    10. Marcel Fafchamps & Agnes R. Quisumbing, 2006. "Household Formation and Marriage Markets," Economics Series Working Papers GPRG-WPS-039, University of Oxford, Department of Economics.
    11. de Walque, Damien, 2005. "Parental education and children's schooling outcomes : is the effect nature, nurture, or both? evidence from recomposed families in Rwanda," Policy Research Working Paper Series 3483, The World Bank.
    12. Grimm, Michael & Hartwig, Renate & Lay, Jann, 2017. "Does forced solidarity hamper investment in small and micro enterprises?," Journal of Comparative Economics, Elsevier, vol. 45(4), pages 827-846.
    13. Christopher Ksoll, 2007. "Family Networks and Orphan Caretaking in Tanzania," Economics Series Working Papers 361, University of Oxford, Department of Economics.
    14. Lauren Bachan, 2014. "Anticipatory child fostering and household economic security in Malawi," Demographic Research, Max Planck Institute for Demographic Research, Rostock, Germany, vol. 30(40), pages 1157-1188, April.

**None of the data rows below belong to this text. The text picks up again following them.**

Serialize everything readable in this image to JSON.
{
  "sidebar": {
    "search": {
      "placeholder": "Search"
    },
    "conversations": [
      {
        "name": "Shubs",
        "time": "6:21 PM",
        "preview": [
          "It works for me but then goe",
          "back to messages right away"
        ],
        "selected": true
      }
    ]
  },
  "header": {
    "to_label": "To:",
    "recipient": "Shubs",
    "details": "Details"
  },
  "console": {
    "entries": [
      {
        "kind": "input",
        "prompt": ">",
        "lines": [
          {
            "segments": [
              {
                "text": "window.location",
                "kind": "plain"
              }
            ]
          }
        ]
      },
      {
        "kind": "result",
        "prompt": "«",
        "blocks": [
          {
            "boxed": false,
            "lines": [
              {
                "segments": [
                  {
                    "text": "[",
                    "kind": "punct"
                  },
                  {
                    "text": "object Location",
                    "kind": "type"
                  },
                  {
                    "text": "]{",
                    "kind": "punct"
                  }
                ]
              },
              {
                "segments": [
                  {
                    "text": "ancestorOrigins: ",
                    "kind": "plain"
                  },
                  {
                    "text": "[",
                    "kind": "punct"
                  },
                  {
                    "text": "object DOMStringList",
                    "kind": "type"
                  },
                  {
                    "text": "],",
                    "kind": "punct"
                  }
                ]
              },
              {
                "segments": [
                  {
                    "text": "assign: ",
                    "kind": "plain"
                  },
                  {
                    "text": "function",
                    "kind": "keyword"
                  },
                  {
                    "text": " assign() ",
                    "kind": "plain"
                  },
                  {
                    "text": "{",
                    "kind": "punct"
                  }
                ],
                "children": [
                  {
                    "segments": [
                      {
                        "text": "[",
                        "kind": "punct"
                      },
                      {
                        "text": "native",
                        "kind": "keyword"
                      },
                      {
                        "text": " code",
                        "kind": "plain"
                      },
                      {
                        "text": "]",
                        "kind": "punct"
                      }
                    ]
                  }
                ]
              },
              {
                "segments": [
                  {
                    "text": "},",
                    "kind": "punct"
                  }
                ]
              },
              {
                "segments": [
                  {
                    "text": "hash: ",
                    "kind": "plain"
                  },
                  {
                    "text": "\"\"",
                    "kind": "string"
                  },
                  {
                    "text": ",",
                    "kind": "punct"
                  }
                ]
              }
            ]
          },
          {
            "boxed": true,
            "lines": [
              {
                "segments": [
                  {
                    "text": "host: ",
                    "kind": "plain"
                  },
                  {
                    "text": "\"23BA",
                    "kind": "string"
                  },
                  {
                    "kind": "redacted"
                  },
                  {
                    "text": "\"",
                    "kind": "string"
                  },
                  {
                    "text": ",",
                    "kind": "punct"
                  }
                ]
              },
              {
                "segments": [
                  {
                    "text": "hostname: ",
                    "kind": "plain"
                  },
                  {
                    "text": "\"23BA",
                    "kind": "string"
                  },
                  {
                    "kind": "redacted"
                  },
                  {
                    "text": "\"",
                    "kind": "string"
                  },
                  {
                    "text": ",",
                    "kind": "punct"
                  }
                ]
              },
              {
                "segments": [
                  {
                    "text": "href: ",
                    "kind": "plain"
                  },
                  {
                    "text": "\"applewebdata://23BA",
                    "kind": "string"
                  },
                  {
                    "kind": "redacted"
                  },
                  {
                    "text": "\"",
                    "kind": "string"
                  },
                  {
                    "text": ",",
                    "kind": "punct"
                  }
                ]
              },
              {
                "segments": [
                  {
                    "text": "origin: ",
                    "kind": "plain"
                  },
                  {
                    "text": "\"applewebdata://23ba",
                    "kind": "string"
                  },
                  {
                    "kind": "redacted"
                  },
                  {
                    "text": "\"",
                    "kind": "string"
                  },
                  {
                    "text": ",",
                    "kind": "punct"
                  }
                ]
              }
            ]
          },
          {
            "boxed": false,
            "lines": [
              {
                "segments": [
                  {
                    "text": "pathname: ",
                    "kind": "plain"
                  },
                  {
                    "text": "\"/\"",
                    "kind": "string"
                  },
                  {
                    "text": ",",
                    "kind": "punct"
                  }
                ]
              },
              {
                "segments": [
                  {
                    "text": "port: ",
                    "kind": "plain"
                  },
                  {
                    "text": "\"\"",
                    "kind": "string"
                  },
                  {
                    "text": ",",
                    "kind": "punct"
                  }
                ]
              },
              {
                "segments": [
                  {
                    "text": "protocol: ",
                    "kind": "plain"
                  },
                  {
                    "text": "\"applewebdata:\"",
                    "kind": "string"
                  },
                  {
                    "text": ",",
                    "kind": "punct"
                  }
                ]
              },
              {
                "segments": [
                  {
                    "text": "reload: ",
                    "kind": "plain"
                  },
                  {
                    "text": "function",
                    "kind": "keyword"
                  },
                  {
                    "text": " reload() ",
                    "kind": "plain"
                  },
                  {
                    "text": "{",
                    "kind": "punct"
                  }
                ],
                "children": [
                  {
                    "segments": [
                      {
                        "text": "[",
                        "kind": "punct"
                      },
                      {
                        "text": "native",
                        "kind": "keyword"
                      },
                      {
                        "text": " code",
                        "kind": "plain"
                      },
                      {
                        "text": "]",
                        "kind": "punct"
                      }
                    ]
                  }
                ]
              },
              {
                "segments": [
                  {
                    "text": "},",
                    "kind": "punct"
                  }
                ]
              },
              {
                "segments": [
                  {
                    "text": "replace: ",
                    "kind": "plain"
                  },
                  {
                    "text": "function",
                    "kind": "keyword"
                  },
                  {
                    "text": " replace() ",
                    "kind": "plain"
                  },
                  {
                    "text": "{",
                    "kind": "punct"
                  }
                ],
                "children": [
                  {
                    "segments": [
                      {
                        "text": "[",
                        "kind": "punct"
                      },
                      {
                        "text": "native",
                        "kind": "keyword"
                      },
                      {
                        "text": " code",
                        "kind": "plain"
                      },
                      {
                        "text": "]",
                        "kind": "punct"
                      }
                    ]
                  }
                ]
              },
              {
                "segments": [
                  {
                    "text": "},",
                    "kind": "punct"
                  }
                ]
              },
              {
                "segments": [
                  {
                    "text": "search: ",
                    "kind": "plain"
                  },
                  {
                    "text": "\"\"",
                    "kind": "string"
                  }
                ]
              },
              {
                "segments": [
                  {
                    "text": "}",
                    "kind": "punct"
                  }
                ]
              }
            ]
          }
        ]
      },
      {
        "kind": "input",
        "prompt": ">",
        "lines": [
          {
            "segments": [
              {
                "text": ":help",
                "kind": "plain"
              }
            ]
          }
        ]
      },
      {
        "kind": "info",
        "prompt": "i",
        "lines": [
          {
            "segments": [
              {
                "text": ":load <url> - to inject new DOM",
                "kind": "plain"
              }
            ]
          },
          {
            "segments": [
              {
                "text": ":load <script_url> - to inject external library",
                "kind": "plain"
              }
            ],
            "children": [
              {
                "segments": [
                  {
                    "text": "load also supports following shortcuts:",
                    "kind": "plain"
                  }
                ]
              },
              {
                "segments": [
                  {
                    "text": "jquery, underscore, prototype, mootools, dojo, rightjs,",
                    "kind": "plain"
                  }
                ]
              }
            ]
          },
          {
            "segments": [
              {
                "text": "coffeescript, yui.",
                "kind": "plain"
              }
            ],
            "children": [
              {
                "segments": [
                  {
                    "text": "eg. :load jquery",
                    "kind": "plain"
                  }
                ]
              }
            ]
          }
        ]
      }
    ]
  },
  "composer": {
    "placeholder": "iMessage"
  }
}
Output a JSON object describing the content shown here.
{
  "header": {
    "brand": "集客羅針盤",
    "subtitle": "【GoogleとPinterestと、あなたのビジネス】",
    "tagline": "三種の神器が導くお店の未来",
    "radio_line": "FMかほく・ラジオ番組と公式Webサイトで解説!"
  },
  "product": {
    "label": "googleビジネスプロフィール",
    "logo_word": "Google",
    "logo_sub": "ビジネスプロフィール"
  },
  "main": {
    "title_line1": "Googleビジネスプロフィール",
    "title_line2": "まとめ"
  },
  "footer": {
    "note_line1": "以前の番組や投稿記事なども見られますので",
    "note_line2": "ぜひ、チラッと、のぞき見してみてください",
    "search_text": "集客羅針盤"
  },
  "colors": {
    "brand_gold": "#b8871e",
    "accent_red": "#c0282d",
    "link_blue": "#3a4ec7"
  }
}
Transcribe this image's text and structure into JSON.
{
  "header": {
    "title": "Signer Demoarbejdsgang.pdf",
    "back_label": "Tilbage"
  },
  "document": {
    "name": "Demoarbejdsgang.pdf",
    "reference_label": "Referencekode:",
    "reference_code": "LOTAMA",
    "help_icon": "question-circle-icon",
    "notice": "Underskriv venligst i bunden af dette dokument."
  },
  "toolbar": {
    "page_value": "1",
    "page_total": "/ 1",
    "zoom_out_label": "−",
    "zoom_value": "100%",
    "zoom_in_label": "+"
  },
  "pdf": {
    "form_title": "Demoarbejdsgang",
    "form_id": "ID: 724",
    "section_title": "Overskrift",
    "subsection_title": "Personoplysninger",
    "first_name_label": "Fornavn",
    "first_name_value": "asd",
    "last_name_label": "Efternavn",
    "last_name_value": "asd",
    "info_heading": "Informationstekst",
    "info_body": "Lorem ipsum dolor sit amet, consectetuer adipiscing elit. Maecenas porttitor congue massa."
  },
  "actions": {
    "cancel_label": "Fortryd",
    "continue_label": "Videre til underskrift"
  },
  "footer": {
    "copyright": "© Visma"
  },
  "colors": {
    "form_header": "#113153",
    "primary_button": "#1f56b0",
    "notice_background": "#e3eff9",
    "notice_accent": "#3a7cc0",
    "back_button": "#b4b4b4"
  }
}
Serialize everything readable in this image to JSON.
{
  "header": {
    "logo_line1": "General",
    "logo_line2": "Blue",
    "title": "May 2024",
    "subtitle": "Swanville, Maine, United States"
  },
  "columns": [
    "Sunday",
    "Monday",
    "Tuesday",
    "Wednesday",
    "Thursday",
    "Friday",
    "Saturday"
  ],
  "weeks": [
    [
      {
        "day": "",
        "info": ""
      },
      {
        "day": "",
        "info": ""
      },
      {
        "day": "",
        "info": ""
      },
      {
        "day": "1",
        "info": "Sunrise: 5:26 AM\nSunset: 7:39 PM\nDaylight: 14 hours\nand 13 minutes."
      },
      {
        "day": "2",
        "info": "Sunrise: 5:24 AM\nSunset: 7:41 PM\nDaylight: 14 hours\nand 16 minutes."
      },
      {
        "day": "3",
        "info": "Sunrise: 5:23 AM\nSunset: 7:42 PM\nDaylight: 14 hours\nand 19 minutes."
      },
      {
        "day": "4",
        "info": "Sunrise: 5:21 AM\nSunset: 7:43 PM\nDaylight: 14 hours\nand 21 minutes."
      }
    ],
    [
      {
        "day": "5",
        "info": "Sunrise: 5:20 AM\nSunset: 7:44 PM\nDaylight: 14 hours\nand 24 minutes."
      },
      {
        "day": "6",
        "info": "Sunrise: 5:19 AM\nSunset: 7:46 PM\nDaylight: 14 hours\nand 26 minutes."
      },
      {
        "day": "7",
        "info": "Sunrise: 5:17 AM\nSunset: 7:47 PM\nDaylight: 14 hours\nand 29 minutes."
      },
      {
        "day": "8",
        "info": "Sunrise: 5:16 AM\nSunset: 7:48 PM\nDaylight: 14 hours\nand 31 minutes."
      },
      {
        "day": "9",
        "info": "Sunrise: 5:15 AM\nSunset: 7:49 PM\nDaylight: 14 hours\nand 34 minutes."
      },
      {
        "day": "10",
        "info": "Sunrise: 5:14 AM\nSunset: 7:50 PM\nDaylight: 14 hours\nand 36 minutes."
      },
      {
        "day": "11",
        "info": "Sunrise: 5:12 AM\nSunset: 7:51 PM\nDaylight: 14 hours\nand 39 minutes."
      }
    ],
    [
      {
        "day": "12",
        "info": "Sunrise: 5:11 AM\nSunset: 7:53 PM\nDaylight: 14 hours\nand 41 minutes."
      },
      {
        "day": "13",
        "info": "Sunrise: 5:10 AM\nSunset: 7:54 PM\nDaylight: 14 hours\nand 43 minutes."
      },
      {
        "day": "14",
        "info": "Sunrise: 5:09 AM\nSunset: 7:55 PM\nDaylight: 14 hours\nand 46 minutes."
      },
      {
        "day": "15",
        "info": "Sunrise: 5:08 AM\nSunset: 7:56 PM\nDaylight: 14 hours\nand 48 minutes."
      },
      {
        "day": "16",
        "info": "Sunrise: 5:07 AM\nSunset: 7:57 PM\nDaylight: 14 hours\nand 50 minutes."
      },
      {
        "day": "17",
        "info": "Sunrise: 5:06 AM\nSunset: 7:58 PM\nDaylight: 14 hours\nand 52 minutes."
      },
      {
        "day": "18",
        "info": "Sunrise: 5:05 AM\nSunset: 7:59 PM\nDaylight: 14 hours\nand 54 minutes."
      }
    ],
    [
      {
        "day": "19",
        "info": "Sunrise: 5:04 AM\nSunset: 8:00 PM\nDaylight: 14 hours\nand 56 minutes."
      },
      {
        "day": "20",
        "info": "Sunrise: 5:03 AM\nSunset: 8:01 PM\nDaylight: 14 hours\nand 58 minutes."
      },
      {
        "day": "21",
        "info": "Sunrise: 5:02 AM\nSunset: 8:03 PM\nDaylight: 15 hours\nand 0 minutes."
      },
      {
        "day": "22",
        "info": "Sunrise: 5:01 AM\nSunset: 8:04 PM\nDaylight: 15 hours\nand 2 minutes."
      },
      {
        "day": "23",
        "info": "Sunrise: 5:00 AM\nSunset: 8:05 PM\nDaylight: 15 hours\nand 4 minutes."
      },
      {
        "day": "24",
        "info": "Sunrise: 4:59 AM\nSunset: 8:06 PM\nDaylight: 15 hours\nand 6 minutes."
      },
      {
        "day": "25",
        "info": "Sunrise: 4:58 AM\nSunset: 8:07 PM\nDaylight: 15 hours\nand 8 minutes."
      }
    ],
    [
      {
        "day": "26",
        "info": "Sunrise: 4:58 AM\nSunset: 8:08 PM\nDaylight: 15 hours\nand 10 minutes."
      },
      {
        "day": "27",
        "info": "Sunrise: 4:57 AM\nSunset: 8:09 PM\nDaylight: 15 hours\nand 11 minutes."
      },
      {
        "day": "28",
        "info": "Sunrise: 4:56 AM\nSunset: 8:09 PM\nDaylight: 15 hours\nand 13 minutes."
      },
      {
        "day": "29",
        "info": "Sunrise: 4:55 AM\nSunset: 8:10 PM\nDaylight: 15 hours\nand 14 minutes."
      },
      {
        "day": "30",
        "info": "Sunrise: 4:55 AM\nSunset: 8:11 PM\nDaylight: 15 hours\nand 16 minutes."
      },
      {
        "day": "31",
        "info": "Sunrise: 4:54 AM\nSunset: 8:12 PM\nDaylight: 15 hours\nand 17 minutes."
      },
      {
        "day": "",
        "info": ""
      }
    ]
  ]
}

    More about this item

    Keywords

    social networks; risk-coping; child fostering; household structure;

    JEL classification:

    • O15 - Economic Development, Innovation, Technological Change, and Growth - - Economic Development - - - Economic Development: Human Resources; Human Development; Income Distribution; Migration
    • J12 - Labor and Demographic Economics - - Demographic Economics - - - Marriage; Marital Dissolution; Family Structure
    • D10 - Microeconomics - - Household Behavior - - - General

    NEP fields

    This paper has been announced in the following NEP Reports:

    Statistics

    Access and download statistics

    Corrections

    All material on this site has been provided by the respective publishers and authors. You can help correct errors and omissions. When requesting a correction, please mention this item's handle: RePEc:iza:izadps:dp1471. See general information about how to correct material in RePEc.

    For technical questions regarding this item, or to correct its authors, title, abstract, bibliographic or download information, contact: (Mark Fallak). General contact details of provider: http://www.iza.org .

    If you have authored this item and are not yet registered with RePEc, we encourage you to do it here. This allows to link your profile to this item. It also allows you to accept potential citations to this item that we are uncertain about.

    If CitEc recognized a reference but did not link an item in RePEc to it, you can help with this form .

    If you know of missing items citing this one, you can help us creating those links by adding the relevant references in the same way as above, for each refering item. If you are a registered author of this item, you may also want to check the "citations" tab in your RePEc Author Service profile, as there may be some citations waiting for confirmation.

    Please note that corrections may take a couple of weeks to filter through the various RePEc services.

    IDEAS is a RePEc service hosted by the Research Division of the Federal Reserve Bank of St. Louis . RePEc uses bibliographic data supplied by the respective publishers.